At first sight, you wouldn't think UW true freshman Jesse Callier was a speed-to-kill burner. He's soft in his face, stocky in his build and unassuming in his whole demeanor.
Then watch him take a handoff from quartback Jake Locker at full speed, turn the corner and get upfield – it seems Brigham Young, Syracuse, Nebraska (to an extent) and Southern California haven't caught on to him. Or caught up.
Sure, no defensive coordinator in America wouldn't go into a game trying to take Locker away FIRST. He's the straw that stirs the drink for the Huskies. He's the guy going to make millions someday.
At when linebackers are watching a play such as the "fly" sweep develop, where Callier comes from one end of the field, across the formation and go right by Locker for a handoff, or a fake, those defenders have to assume Locker is the one who still has the ball.
What an "alternative" Callier presents, much like James Rodgers does at Oregon State.
"(The fly sweep) has been part of our system going back to when we started," Huskies offensive coordinator Doug Nussmeier said. "When you get a guy with Jesse's capabilities that has great speed and can get to the edge, you find ways to get him the ball in space. That's one of the ways he can do it."
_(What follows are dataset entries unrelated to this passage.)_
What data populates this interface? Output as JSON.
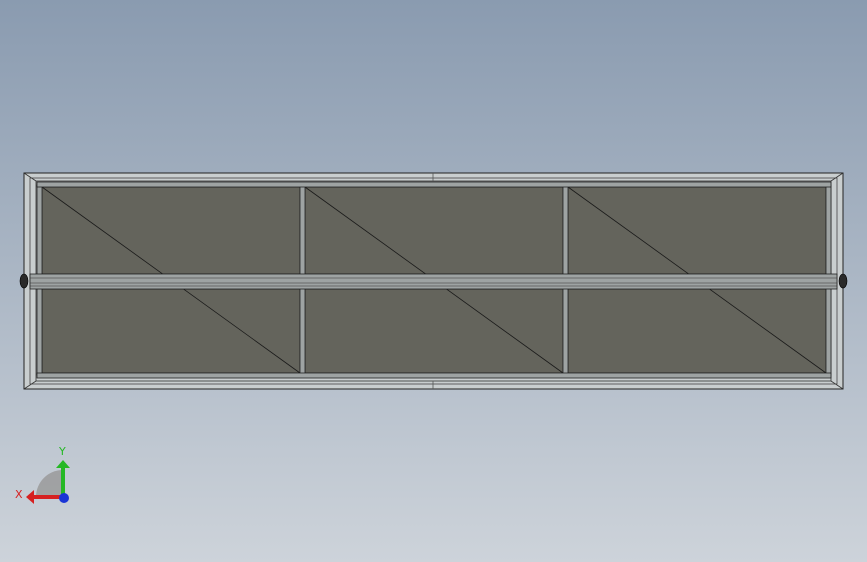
{
  "viewport": {
    "background_top": "#8A9BB0",
    "background_bottom": "#CDD3DA"
  },
  "model": {
    "frame_fill": "#C9CECF",
    "frame_edge": "#222222",
    "panel_fill": "#64645C",
    "bar_fill": "#9EA3A3",
    "panel_columns": 3,
    "panel_rows": 2
  },
  "triad": {
    "x_label": "X",
    "y_label": "Y",
    "x_color": "#D62020",
    "y_color": "#25B825",
    "z_color": "#1A35D6",
    "plane_color": "#9A9A9A"
  }
}
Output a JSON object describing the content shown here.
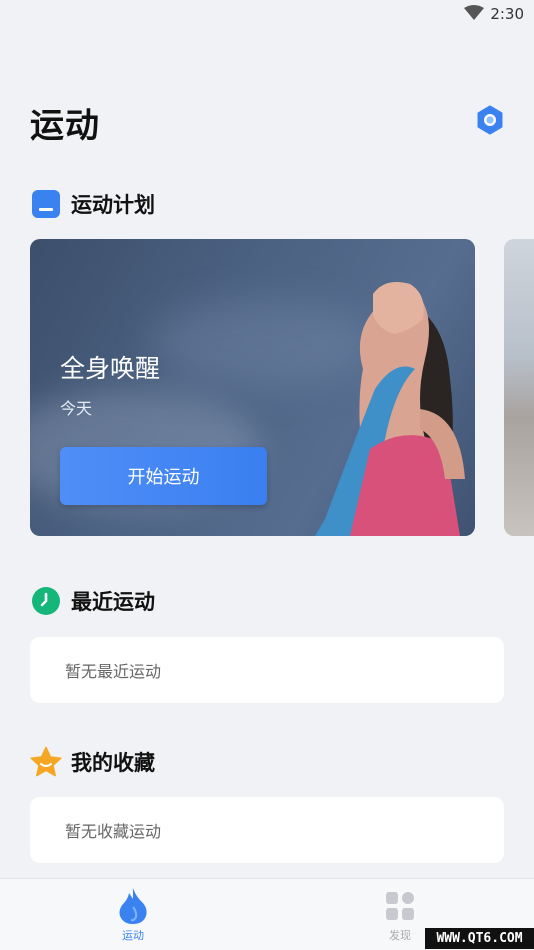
{
  "status": {
    "time": "2:30"
  },
  "header": {
    "title": "运动"
  },
  "plan": {
    "title": "运动计划",
    "card": {
      "name": "全身唤醒",
      "subtitle": "今天",
      "button": "开始运动"
    }
  },
  "recent": {
    "title": "最近运动",
    "empty": "暂无最近运动"
  },
  "favorites": {
    "title": "我的收藏",
    "empty": "暂无收藏运动"
  },
  "tabs": [
    {
      "label": "运动",
      "icon": "flame-icon",
      "active": true
    },
    {
      "label": "发现",
      "icon": "grid-icon",
      "active": false
    }
  ],
  "watermark": "WWW.QT6.COM",
  "colors": {
    "accent": "#3a82f0",
    "success": "#15b67a",
    "star": "#f5a623"
  }
}
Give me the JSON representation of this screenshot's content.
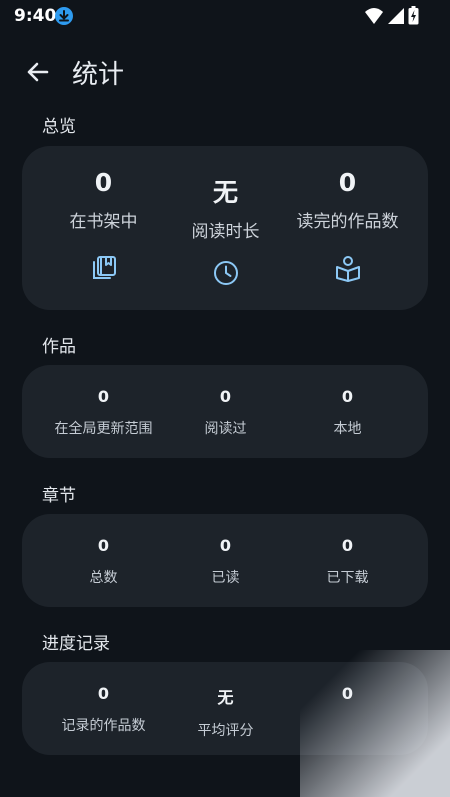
{
  "status": {
    "time": "9:40"
  },
  "header": {
    "title": "统计"
  },
  "overview": {
    "title": "总览",
    "items": [
      {
        "value": "0",
        "label": "在书架中",
        "icon": "bookshelf-icon"
      },
      {
        "value": "无",
        "label": "阅读时长",
        "icon": "clock-icon"
      },
      {
        "value": "0",
        "label": "读完的作品数",
        "icon": "book-read-icon"
      }
    ]
  },
  "works": {
    "title": "作品",
    "items": [
      {
        "value": "0",
        "label": "在全局更新范围"
      },
      {
        "value": "0",
        "label": "阅读过"
      },
      {
        "value": "0",
        "label": "本地"
      }
    ]
  },
  "chapters": {
    "title": "章节",
    "items": [
      {
        "value": "0",
        "label": "总数"
      },
      {
        "value": "0",
        "label": "已读"
      },
      {
        "value": "0",
        "label": "已下载"
      }
    ]
  },
  "progress": {
    "title": "进度记录",
    "items": [
      {
        "value": "0",
        "label": "记录的作品数"
      },
      {
        "value": "无",
        "label": "平均评分"
      },
      {
        "value": "0",
        "label": ""
      }
    ]
  },
  "colors": {
    "accent": "#8cc8f5",
    "background": "#0f141a",
    "card": "#1d232a"
  }
}
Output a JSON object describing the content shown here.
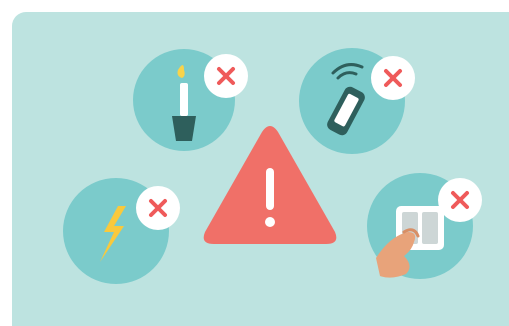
{
  "illustration": {
    "colors": {
      "background_panel": "#bde3e0",
      "icon_circle": "#7bcbcb",
      "badge_bg": "#ffffff",
      "badge_cross": "#ef5a5a",
      "warning_triangle": "#f07068",
      "warning_mark": "#ffffff",
      "candle_holder": "#2e5f5c",
      "candle_flame": "#f9d34a",
      "phone_body": "#2e5f5c",
      "lightning": "#f9c93c",
      "switch_plate": "#ffffff",
      "switch_key": "#cdd6d6",
      "hand_skin": "#e8a37a"
    },
    "items": [
      {
        "icon": "candle-icon",
        "status": "not-allowed",
        "status_icon": "close-icon"
      },
      {
        "icon": "mobile-phone-icon",
        "status": "not-allowed",
        "status_icon": "close-icon"
      },
      {
        "icon": "lightning-bolt-icon",
        "status": "not-allowed",
        "status_icon": "close-icon"
      },
      {
        "icon": "light-switch-icon",
        "status": "not-allowed",
        "status_icon": "close-icon"
      }
    ],
    "center_icon": "warning-triangle-icon"
  }
}
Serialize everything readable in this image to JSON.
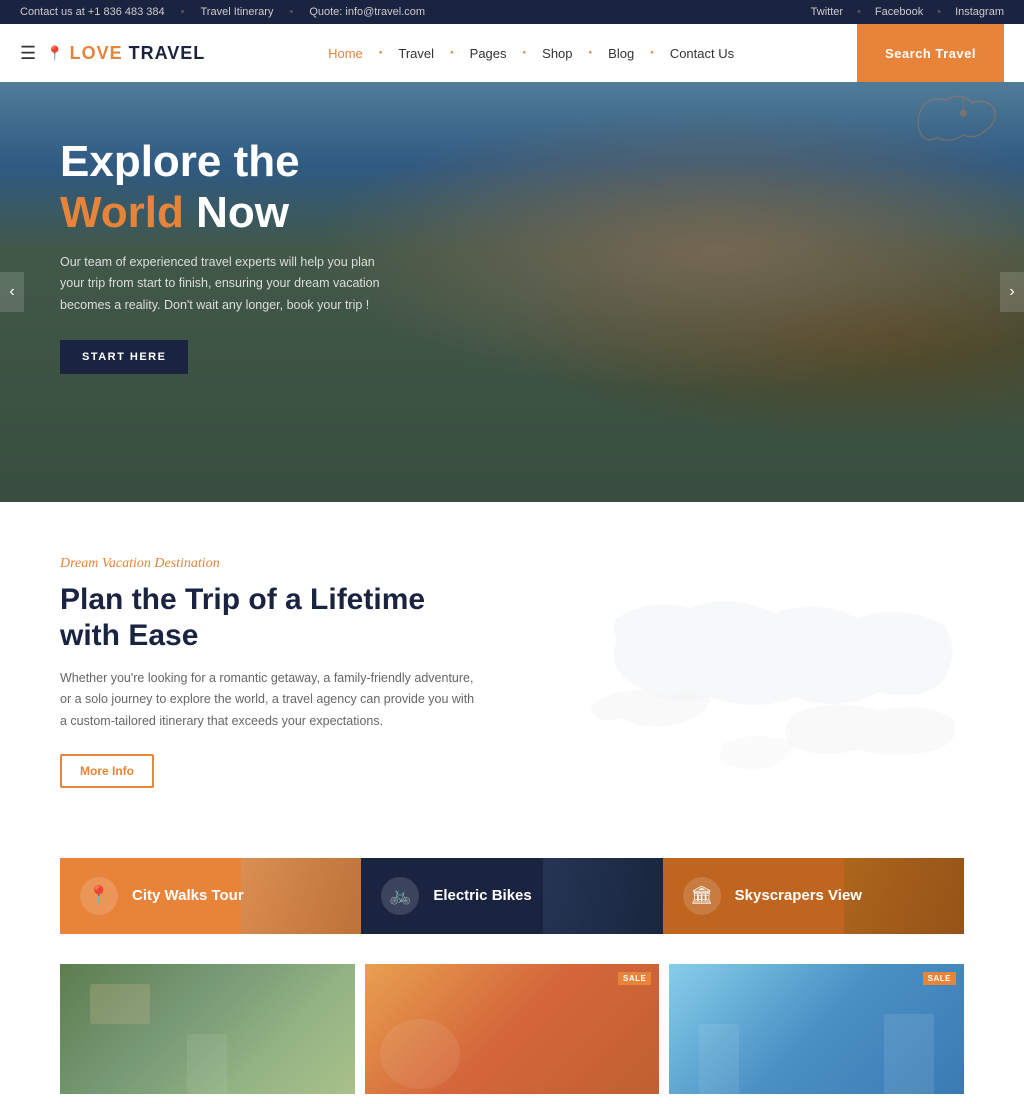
{
  "topbar": {
    "contact": "Contact us at +1 836 483 384",
    "itinerary": "Travel Itinerary",
    "quote": "Quote: info@travel.com",
    "social": [
      "Twitter",
      "Facebook",
      "Instagram"
    ]
  },
  "header": {
    "logo": "LOVE TRAVEL",
    "logo_accent": "LOVE",
    "search_btn": "Search Travel",
    "nav": [
      {
        "label": "Home",
        "active": true
      },
      {
        "label": "Travel",
        "active": false
      },
      {
        "label": "Pages",
        "active": false
      },
      {
        "label": "Shop",
        "active": false
      },
      {
        "label": "Blog",
        "active": false
      },
      {
        "label": "Contact Us",
        "active": false
      }
    ]
  },
  "hero": {
    "title_line1": "Explore the",
    "title_line2_orange": "World",
    "title_line2_white": " Now",
    "subtitle": "Our team of experienced travel experts will help you plan your trip from start to finish, ensuring your dream vacation becomes a reality. Don't wait any longer, book your trip !",
    "cta": "START HERE"
  },
  "dream_section": {
    "tag": "Dream Vacation Destination",
    "title": "Plan the Trip of a Lifetime with Ease",
    "desc": "Whether you're looking for a romantic getaway, a family-friendly adventure, or a solo journey to explore the world, a travel agency can provide you with a custom-tailored itinerary that exceeds your expectations.",
    "more_info": "More Info"
  },
  "tour_cards": [
    {
      "label": "City Walks Tour",
      "icon": "📍"
    },
    {
      "label": "Electric Bikes",
      "icon": "🚲"
    },
    {
      "label": "Skyscrapers View",
      "icon": "🏛"
    }
  ],
  "gallery": [
    {
      "has_sale": false
    },
    {
      "has_sale": true
    },
    {
      "has_sale": true
    }
  ],
  "sale_badge": "SALE"
}
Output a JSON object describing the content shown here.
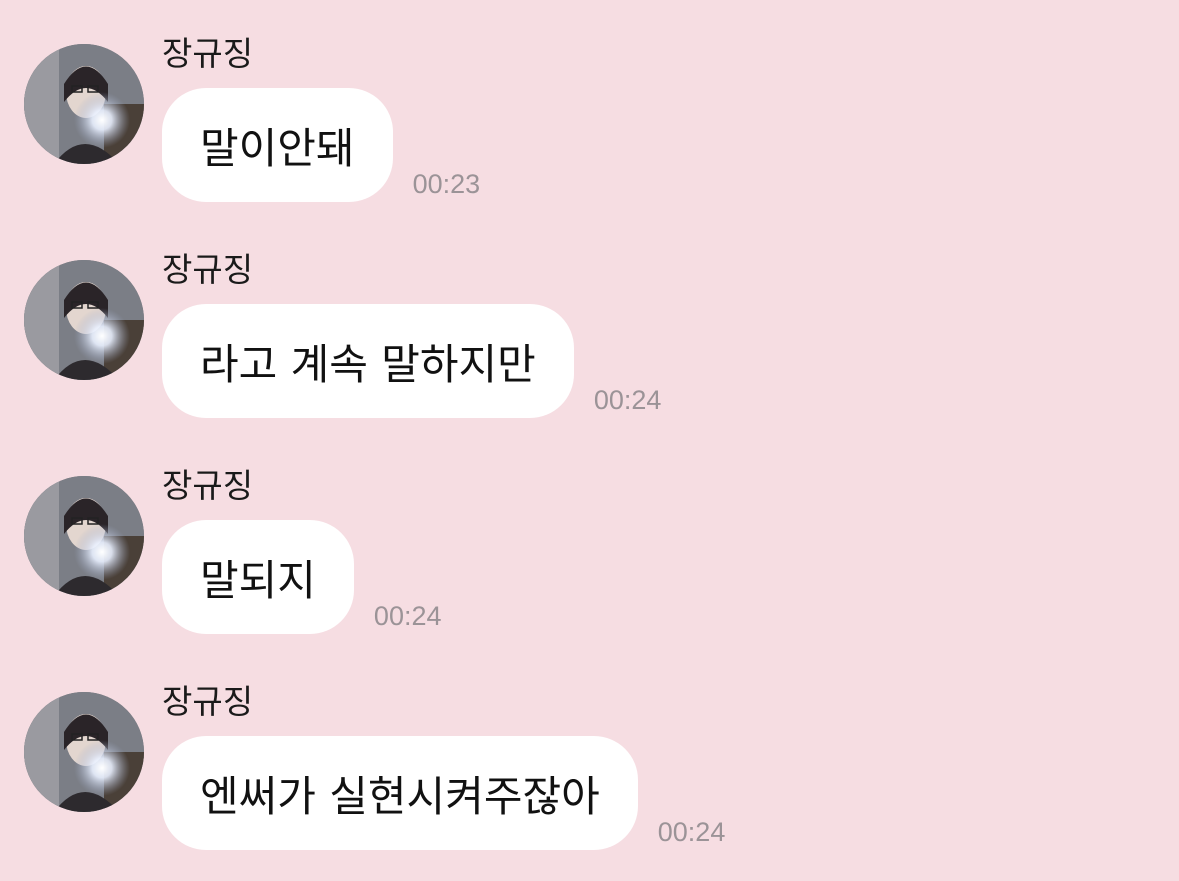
{
  "conversation": {
    "messages": [
      {
        "sender": "장규징",
        "text": "말이안돼",
        "time": "00:23"
      },
      {
        "sender": "장규징",
        "text": "라고 계속 말하지만",
        "time": "00:24"
      },
      {
        "sender": "장규징",
        "text": "말되지",
        "time": "00:24"
      },
      {
        "sender": "장규징",
        "text": "엔써가 실현시켜주잖아",
        "time": "00:24"
      }
    ]
  },
  "colors": {
    "background": "#f6dde2",
    "bubble": "#ffffff",
    "timestamp": "#9b9397"
  }
}
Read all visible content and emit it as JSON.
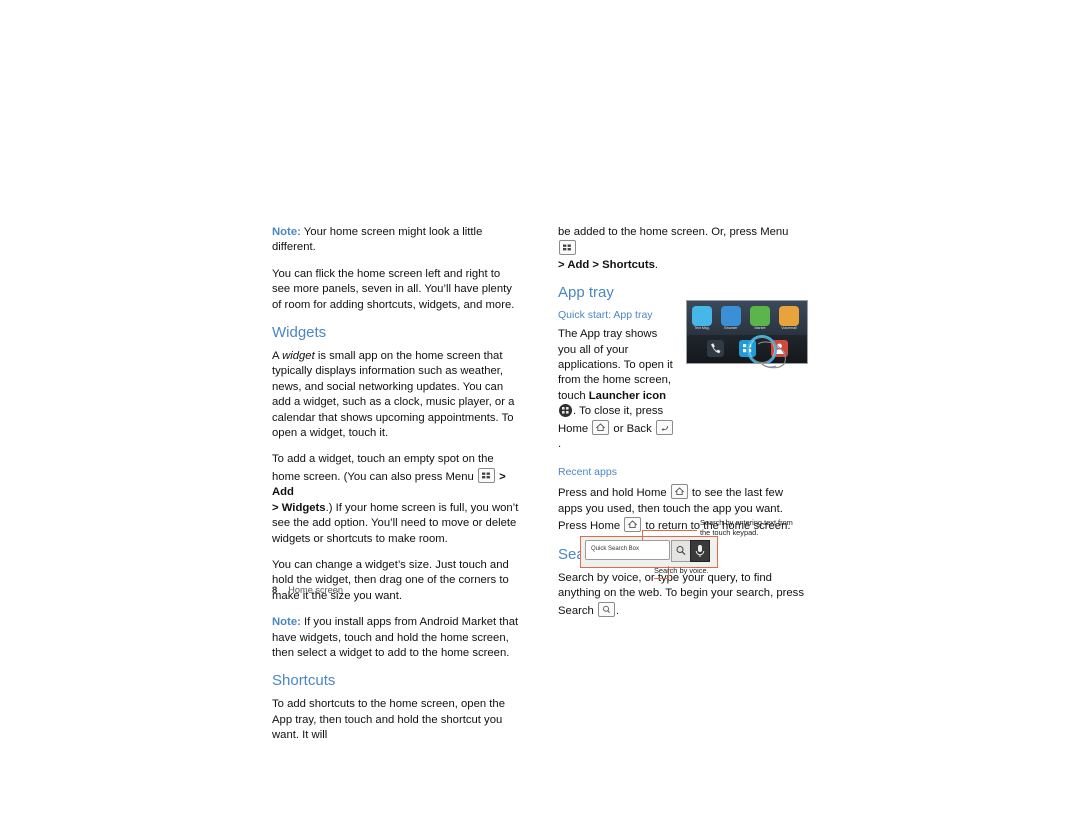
{
  "document": {
    "page_number": "8",
    "chapter": "Home screen"
  },
  "left_column": {
    "note1_label": "Note:",
    "note1_text": " Your home screen might look a little different.",
    "para1": "You can flick the home screen left and right to see more panels, seven in all. You’ll have plenty of room for adding shortcuts, widgets, and more.",
    "widgets_heading": "Widgets",
    "widgets_p1_a": "A ",
    "widgets_p1_i": "widget",
    "widgets_p1_b": " is small app on the home screen that typically displays information such as weather, news, and social networking updates. You can add a widget, such as a clock, music player, or a calendar that shows upcoming appointments. To open a widget, touch it.",
    "widgets_p2_a": "To add a widget, touch an empty spot on the home screen. (You can also press Menu ",
    "widgets_p2_b1": "> Add",
    "widgets_p2_b2": "> Widgets",
    "widgets_p2_c": ".) If your home screen is full, you won’t see the add option. You’ll need to move or delete widgets or shortcuts to make room.",
    "widgets_p3": "You can change a widget’s size. Just touch and hold the widget, then drag one of the corners to make it the size you want.",
    "note2_label": "Note:",
    "note2_text": " If you install apps from Android Market that have widgets, touch and hold the home screen, then select a widget to add to the home screen.",
    "shortcuts_heading": "Shortcuts",
    "shortcuts_p1": "To add shortcuts to the home screen, open the App tray, then touch and hold the shortcut you want. It will"
  },
  "right_column": {
    "cont_a": "be added to the home screen. Or, press Menu ",
    "cont_b": "> Add > Shortcuts",
    "cont_c": ".",
    "apptray_heading": "App tray",
    "quickstart_label": "Quick start: App tray",
    "apptray_p1_a": "The App tray shows you all of your applications. To open it from the home screen, touch ",
    "apptray_p1_b1": "Launcher icon",
    "apptray_p1_c": ". To close it, press Home ",
    "apptray_p1_d": " or Back ",
    "apptray_p1_e": ".",
    "recent_label": "Recent apps",
    "recent_p_a": "Press and hold Home ",
    "recent_p_b": " to see the last few apps you used, then touch the app you want. Press Home ",
    "recent_p_c": " to return to the home screen.",
    "search_heading": "Search",
    "search_p_a": "Search by voice, or type your query, to find anything on the web. To begin your search, press Search ",
    "search_p_b": "."
  },
  "figure_apptray": {
    "app_labels": [
      "Text Msg.",
      "Browser",
      "Market",
      "Voicemail"
    ],
    "app_colors": [
      "#47b6e8",
      "#3a8fd6",
      "#5bb54a",
      "#e8a33d"
    ],
    "dock_colors": [
      "#2f3a44",
      "#1f9bd8",
      "#cf4a3c"
    ]
  },
  "figure_search": {
    "qsb_placeholder": "Quick Search Box",
    "callout_typing": "Search by entering text from the touch keypad.",
    "callout_voice": "Search by voice.",
    "accent": "#e06a4a"
  }
}
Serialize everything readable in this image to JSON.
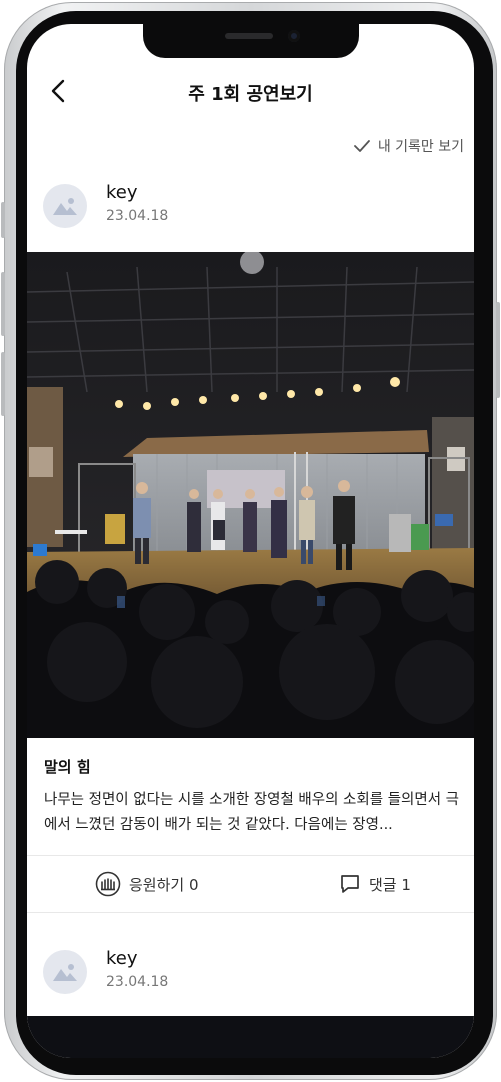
{
  "header": {
    "title": "주 1회 공연보기"
  },
  "filter": {
    "label": "내 기록만 보기"
  },
  "posts": [
    {
      "username": "key",
      "date": "23.04.18",
      "title": "말의 힘",
      "text": "나무는 정면이 없다는 시를 소개한 장영철 배우의 소회를 들의면서 극에서 느꼈던 감동이 배가 되는 것 같았다. 다음에는 장영...",
      "cheer_label": "응원하기 0",
      "comment_label": "댓글 1"
    },
    {
      "username": "key",
      "date": "23.04.18"
    }
  ],
  "icons": {
    "back": "chevron-left-icon",
    "check": "check-icon",
    "avatar": "image-placeholder-icon",
    "cheer": "audience-clap-icon",
    "comment": "speech-bubble-icon"
  }
}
Nussmeier has tried utilizing that formation with other guys such as Jordan Polk and Johri Fogerson. Callier, who ran the "fly" sweep at Warren High School in Downey, Calif., has easily been the most effective in that spot for the Huskies.
"He’s pretty quick, man," Nussmeier said. "He plays great at game speed. He doesn’t slow down. He tends to play as if the game is in slow motion. He’s a very special athlete in space."
Never mind the 26 yards on four carries Callier racked up from that play call. When USC's defense was forced to pay him more attention, it gave Locker not only some space to run, but a split-second headstart, too.
"It was definitely a … surprise for them to see Jake was handing off the ball as many times as he did. It's a good play," Callier said. "We've got to keep defenses on its toes. It's either me, Chris (Polk), Jake, Jermaine (Kearse) or the other guys who can do it. It's good."
The "fly" sweep will likely be a play UW coach Steve Sarkisian continues to put in the game plan, even against fast and aggressive defenses such as Arizona State coming in Saturday.
"Every game varies, and this Arizona State defense is very fast, so I don't know how lateral we can really attack them," Sarkisian said. "But it is a part of our offense. It just varies game to game how much we use it."
Some bullet points from Sarkisian's final press conference Thursday after practice:
On Kohler: "Even if he is capable of playing I don't know that we would play him the whole game, a guy just coming off the flu. So, we'll just kind of assess it as the game goes.
"I mean, everyone's kind of got the sniffles right now. I don't know if it's the weather changing or what, but I haven't seen it as severe as what Erik has."
Expect Gregory Christine and Colin Porter to shoulder a good deal, if not all of the workload at left guard – with Christine getting the start of Kohler is unable to.
It's an issue Sarkisian would like to see disappear.
"I don't want to have to keep looking up at the scoreboard and we are down seven (points), down 10 and we come storming back. I would like to get off to a good start," the second-year UW coach said.
"I'm not sure (why it's happened), in all honesty. Part of it is we like to defer so we get the extra position in the second half, which is why we prefer to receive in the second half. And part of it is we haven't been able to get stops early on in games for that first drive, or when we do, we are punting and they get the first score. So part of it is executing the field position part of it, and two, executing on offense and defense in the first couple drives of the game."
"I think the biggest thing we've got to get is our mindset back," Sarkisian said. "I think we're kind of wondering a little too much, in my opinion, at the line of scrimmage and instead of playing really fast, furious defense – we like to be very aggressive, create pressure, which in turn should create turnovers. We haven't created the amount of turnovers that we'd like to create right now."